This is awesome: A group of people opposed to Jets Stadium on the West Side, including a state assemblyman, dug deep into the Jets Stadium proposal's Envirnomental Impact Statement to find that sewage might be dumped into the river with the stadium's development. The NY Times reports, "Deep in its 4,300 pages the statement says that the sewage flow from the West Side to the North River Wastewater Treatment Plant] would climb to 8.6 million gallons a day by the time of the project's expected completion in 2025, from 1.1 million gallons now." Note to everyone: It pays to read those boring, hefty tomes. The article also mentions how EIS says notes there are number of envionmental issues that could be caused by the presence of a stadium, like traffic, noise (nearby buildings would need special insulation - Mayor Bloomberg's noise codes take that!) and not to mention the need for new schools, since there aren't any in the immediate area, so a number of stadium opponents (hello, Cablevision) and environmental groups are now poring through the document carefully. While the City Planning deputy director Sandy Hornick says, "I don't think there's any place in the United States where you could do a development of this magnitude with as few environmental issues as we're facing," there are some phrasesGothamist feels are important to heed: "Sewage backup" and "untreated sewage being pumped into the Hudson."

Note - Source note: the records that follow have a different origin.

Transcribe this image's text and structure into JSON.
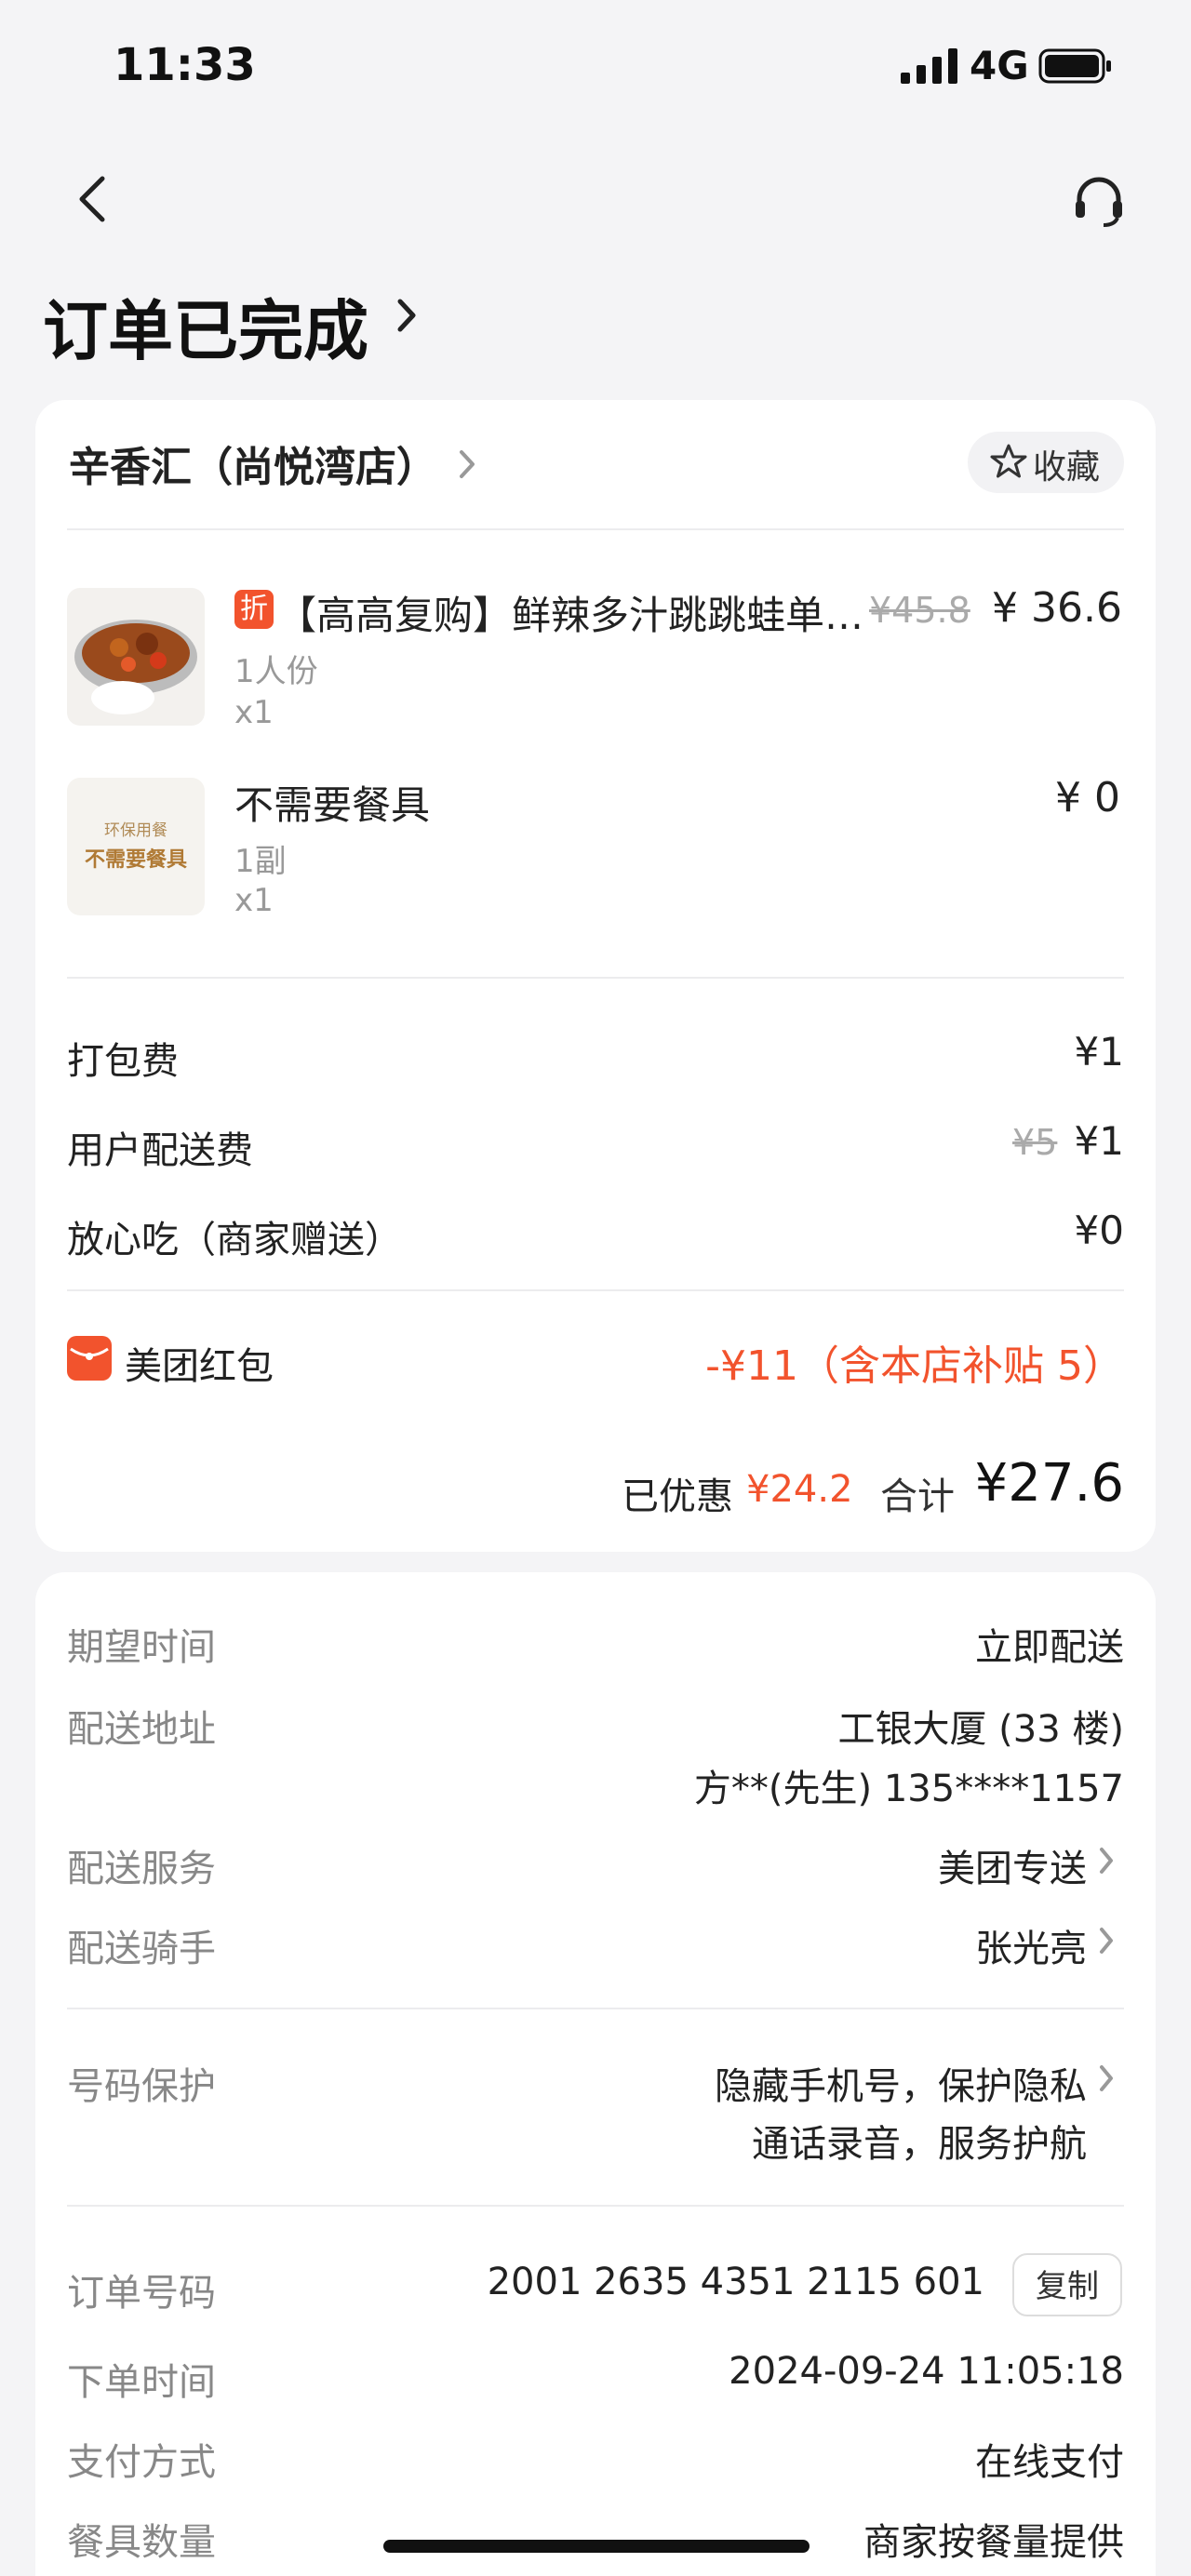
{
  "status_bar": {
    "time": "11:33",
    "network": "4G"
  },
  "page": {
    "title": "订单已完成"
  },
  "store": {
    "name": "辛香汇（尚悦湾店）",
    "favorite_label": "收藏"
  },
  "items": [
    {
      "tag": "折",
      "name": "【高高复购】鲜辣多汁跳跳蛙单…",
      "spec": "1人份",
      "qty": "x1",
      "original_price": "¥45.8",
      "price": "¥ 36.6"
    },
    {
      "name": "不需要餐具",
      "spec": "1副",
      "qty": "x1",
      "price": "¥ 0",
      "thumb_line1": "环保用餐",
      "thumb_line2": "不需要餐具"
    }
  ],
  "fees": {
    "packing_label": "打包费",
    "packing_value": "¥1",
    "delivery_label": "用户配送费",
    "delivery_original": "¥5",
    "delivery_value": "¥1",
    "safe_label": "放心吃（商家赠送）",
    "safe_value": "¥0"
  },
  "redpacket": {
    "label": "美团红包",
    "value": "-¥11（含本店补贴 5）"
  },
  "summary": {
    "saved_label": "已优惠",
    "saved_value": "¥24.2",
    "total_label": "合计",
    "total_value": "¥27.6"
  },
  "delivery": {
    "expected_label": "期望时间",
    "expected_value": "立即配送",
    "address_label": "配送地址",
    "address_line1": "工银大厦 (33 楼)",
    "address_line2": "方**(先生) 135****1157",
    "service_label": "配送服务",
    "service_value": "美团专送",
    "rider_label": "配送骑手",
    "rider_value": "张光亮"
  },
  "privacy": {
    "label": "号码保护",
    "line1": "隐藏手机号，保护隐私",
    "line2": "通话录音，服务护航"
  },
  "order": {
    "number_label": "订单号码",
    "number_value": "2001 2635 4351 2115 601",
    "copy_label": "复制",
    "time_label": "下单时间",
    "time_value": "2024-09-24 11:05:18",
    "pay_label": "支付方式",
    "pay_value": "在线支付",
    "utensil_label": "餐具数量",
    "utensil_value": "商家按餐量提供"
  },
  "colors": {
    "accent_red": "#f2532d",
    "background": "#f4f4f6"
  }
}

Read the Hudson Yards Environmental Impact Statement yourself. And Gothamist's coverage of the possible Jets Stadium in Manhattan.